Bodoh, who hasn’t picked up a cigarette since her quit date, said she felt a life-altering sense of confidence and reward after being able to give up smoking.

“Quitting means so much more than being able to breathe a little easier–it’s being able to successfully conquer my greatest fear. I have courage in my relationships and my abilities that I didn’t have before,” she said.

Today, Bodoh runs a smoking cessation program at Mertier Hospital in Wisconsin. She said that one of her greatest sources of satisfaction is in helping other people overcome the same barriers that she did.

“My patients know there’s no sense of judgment or any of these things when they come to me because I get it,” she said.

Davis expects to start patient recruitment at the DCI later this year. The full program will include the intense, seven-week course as well as a “lighter” version that focuses on medication with minimal therapy, Davis said. Once this pilot version is completed, Davis hopes to offer the smoking cessation program to the Duke Medical Center, and eventually, the surrounding communities.

In the meantime, if you want to quit, or know someone who does, visit the Duke Tobacco Cessation Resources website (http://www.hr.duke.edu/benefits/wellness/tobaccofree/) or call the North Carolina Quitline at 1-800-QUIT-NOW (http://quitlinenc.com/).

Making the Decision to Quit

If you smoke, quitting tobacco is likely the best decision you can make for your health. A variety of treatments are available to help you with this task. Talk with your health-care provider about the best option (or options) for you. The answer may depend on your personal case, preferences and other factors. These options include:

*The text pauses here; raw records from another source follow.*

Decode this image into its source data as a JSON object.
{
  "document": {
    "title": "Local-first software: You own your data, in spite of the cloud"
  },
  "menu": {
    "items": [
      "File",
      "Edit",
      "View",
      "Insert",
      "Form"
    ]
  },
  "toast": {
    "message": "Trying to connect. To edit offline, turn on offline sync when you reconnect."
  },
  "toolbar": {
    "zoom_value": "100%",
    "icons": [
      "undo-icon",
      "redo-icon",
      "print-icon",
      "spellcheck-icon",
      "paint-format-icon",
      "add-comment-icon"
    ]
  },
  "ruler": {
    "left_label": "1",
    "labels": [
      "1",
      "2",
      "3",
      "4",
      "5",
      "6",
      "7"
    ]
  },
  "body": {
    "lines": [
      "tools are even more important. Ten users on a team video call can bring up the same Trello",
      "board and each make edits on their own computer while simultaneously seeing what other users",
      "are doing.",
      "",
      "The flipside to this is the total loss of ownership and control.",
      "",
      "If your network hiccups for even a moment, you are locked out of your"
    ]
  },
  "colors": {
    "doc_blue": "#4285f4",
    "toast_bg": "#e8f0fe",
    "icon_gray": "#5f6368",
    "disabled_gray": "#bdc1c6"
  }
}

  • Nicotine Replacement Therapy (NRT): Products such as gum, patches, or inhalers that contain nicotine, the main addictive substance in tobacco. Treatment plans for NRT gradually reduce the amount of nicotine your body receives over time.
  • Medications: The FDA has approved two medications, Zyban and Chantix, that can also reduce a person’s urge to smoke. Both of these medications are prescription-only.
  • Support groups: Organizations such as Nicotine Anonymous, allow people to meet in person or online to help reduce their tobacco addictions.
  • Counseling: Talking with a trained therapist can help smokers learn more about their habits and improve their motivations for smoking.
  • Clinical trials: Organizations such as the Duke Center for Smoking Cessation allow smokers to participate in cutting-edge research on new techniques to help people quit.